But what if the sky was the limit? What if you wanted to shoot your idea over the moon? What if you wanted to write something that would catch everybody's attention...something memorable. Still within your genre/publisher/line's requirements...but... well, better.

Can you look at your one-paragraph story summary and say...is there something I could add to this ... a goal, motivation, conflict ... or something...that could shoot this story over the moon?

In my summer release, NANNY FOR THE MILLIONAIRE'S TWINS, my heroine was 'just coming back to life' after five years of surgeries and therapies to repair the leg she shattered in a motorcycle accident. The book was okay...but I knew (and so did the editors) that there was something 'more' that could be done.
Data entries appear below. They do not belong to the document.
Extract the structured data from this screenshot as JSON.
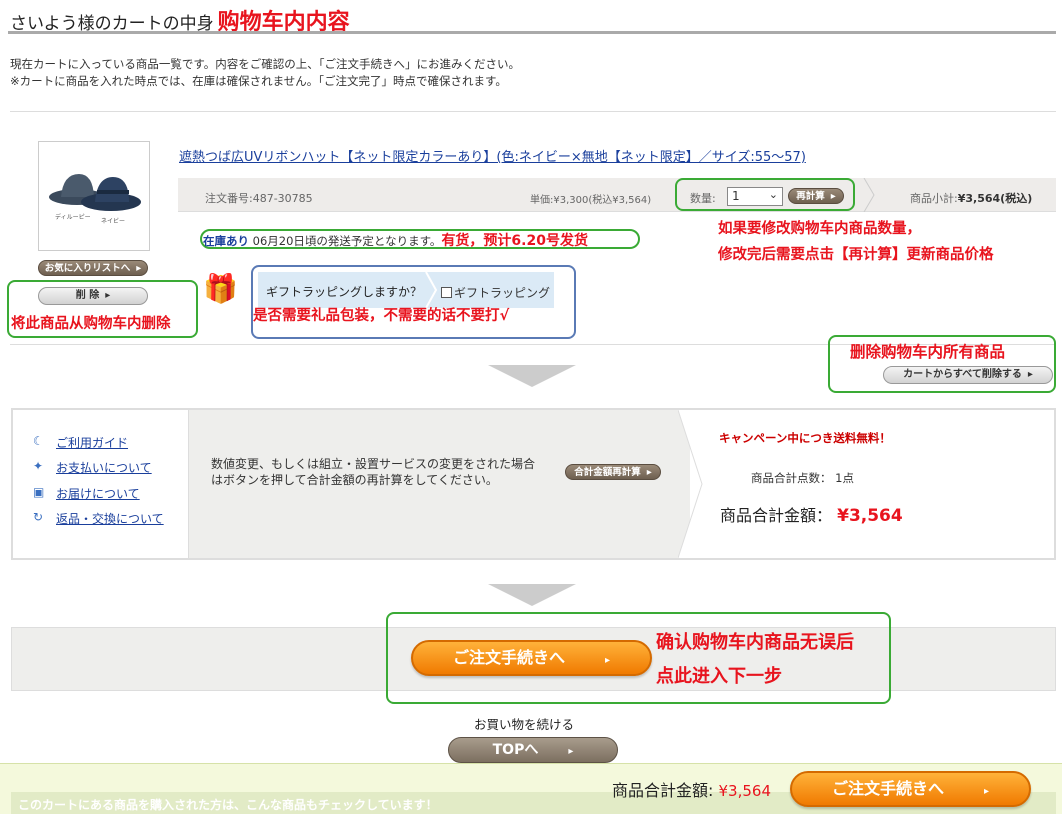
{
  "header": {
    "title": "さいよう様のカートの中身",
    "annotation": "购物车内内容"
  },
  "intro": {
    "line1": "現在カートに入っている商品一覧です。内容をご確認の上、「ご注文手続きへ」にお進みください。",
    "line2": "※カートに商品を入れた時点では、在庫は確保されません。「ご注文完了」時点で確保されます。"
  },
  "product": {
    "name": "遮熱つば広UVリボンハット【ネット限定カラーあり】(色:ネイビー×無地【ネット限定】／サイズ:55〜57)",
    "thumb_labels": [
      "ディルーピー",
      "ネイビー"
    ],
    "order_no": "注文番号:487-30785",
    "unit_price": "単価:¥3,300(税込¥3,564)",
    "qty_label": "数量:",
    "qty_value": "1",
    "recalc": "再計算",
    "subtotal_label": "商品小計:",
    "subtotal_value": "¥3,564(税込)",
    "stock_status": "在庫あり",
    "stock_text": "06月20日頃の発送予定となります。",
    "stock_note": "有货，预计6.20号发货",
    "favorite_button": "お気に入りリストへ",
    "delete_button": "削 除",
    "delete_note": "将此商品从购物车内删除",
    "qty_note_1": "如果要修改购物车内商品数量，",
    "qty_note_2": "修改完后需要点击【再计算】更新商品价格"
  },
  "gift": {
    "question": "ギフトラッピングしますか？",
    "checkbox_label": "ギフトラッピング",
    "note": "是否需要礼品包装，不需要的话不要打√"
  },
  "delete_all": {
    "note": "删除购物车内所有商品",
    "button": "カートからすべて削除する"
  },
  "guide_links": [
    {
      "icon": "help-icon",
      "label": "ご利用ガイド"
    },
    {
      "icon": "payment-icon",
      "label": "お支払いについて"
    },
    {
      "icon": "delivery-icon",
      "label": "お届けについて"
    },
    {
      "icon": "return-icon",
      "label": "返品・交換について"
    }
  ],
  "summary": {
    "recalc_text_1": "数値変更、もしくは組立・設置サービスの変更をされた場合",
    "recalc_text_2": "はボタンを押して合計金額の再計算をしてください。",
    "total_recalc_button": "合計金額再計算",
    "campaign": "キャンペーン中につき送料無料！",
    "item_count_label": "商品合計点数：",
    "item_count": "1点",
    "total_label": "商品合計金額：",
    "total_value": "¥3,564"
  },
  "checkout": {
    "button": "ご注文手続きへ",
    "note_1": "确认购物车内商品无误后",
    "note_2": "点此进入下一步",
    "continue_label": "お買い物を続ける",
    "top_button": "TOPへ"
  },
  "bottom_bar": {
    "total_label": "商品合計金額:",
    "total_value": "¥3,564",
    "button": "ご注文手続きへ",
    "reco_text": "このカートにある商品を購入された方は、こんな商品もチェックしています！"
  },
  "colors": {
    "annotation_red": "#e8141e",
    "annotation_green": "#3aaa35",
    "link_blue": "#1a3f9c",
    "checkout_orange": "#f07a00"
  }
}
Something that could take it from good to memorable.

I did lists of twenty out the ying yang until one day it dawned on me. My heroine wasn't driving the bike that wrecked. Her boyfriend was...No make that her fiance. And he fared worse than she did in the accident. He was still in a coma.

So I went from having a story about a nanny who was limped a bit and was backward/shy because of sort of being out of life for five years to a story about a woman struggling to get back into life who really can't because her fiance, the guy who sheilded her from the brunt of the accident, lay in a personal care facility. Not dead but not really alive either. While part of her longs to move on...the other part desperately hangs on.

Now that's a struggle. LOL. And that's an over the moon idea. That's taking a good book and making it memorable.

Can you do that with your story?

Just the exercise of trying will bring you a boatload of new ideas!

Because sometimes your BOOK doesn't have to change, but maybe some of your scenes do. Have you taken your people to the wall? Are you bringing up their greatest fears and forcing them to face them? Do they really grow in your story...or do they just defeat an enemy?

When a reader closes your book...will the story stay with them?

Give thinking about some of that a shot today!

Happy Monday!
susan

4 comments:

kris said...

Wow. That change definitely shifts the story to a whole new level. Talk about intensifying the conflict! I'm going to have to keep my thoughts open for these possibilities with my stories, and I can't wait to see how you handle this one, Susan!

Susan said...

Thanks, Kris. The story came out even better than I'd hoped. It's one of those stories I'm sure I'll be proud of forever. There's no feeling like that feeling!

susan

Shirley Wine said...

All I can say Susan is wow!


What an extra to add to any story. A fiance in a coma.

I've always gone for the extra filip in my own work and I've had editors come back and tell me to tone down the emotion. That threw me until I relaised it wasn't exactly the emotion they wanted toned down but that I was using too many strong words.
sigh!
So it comes back to the big three.

Story, scene and word.

Susan said...

Ah...I get it.

sometimes we do go to extremes with the words.

But you're right. In the end it all comes down to story, scene and word!

susan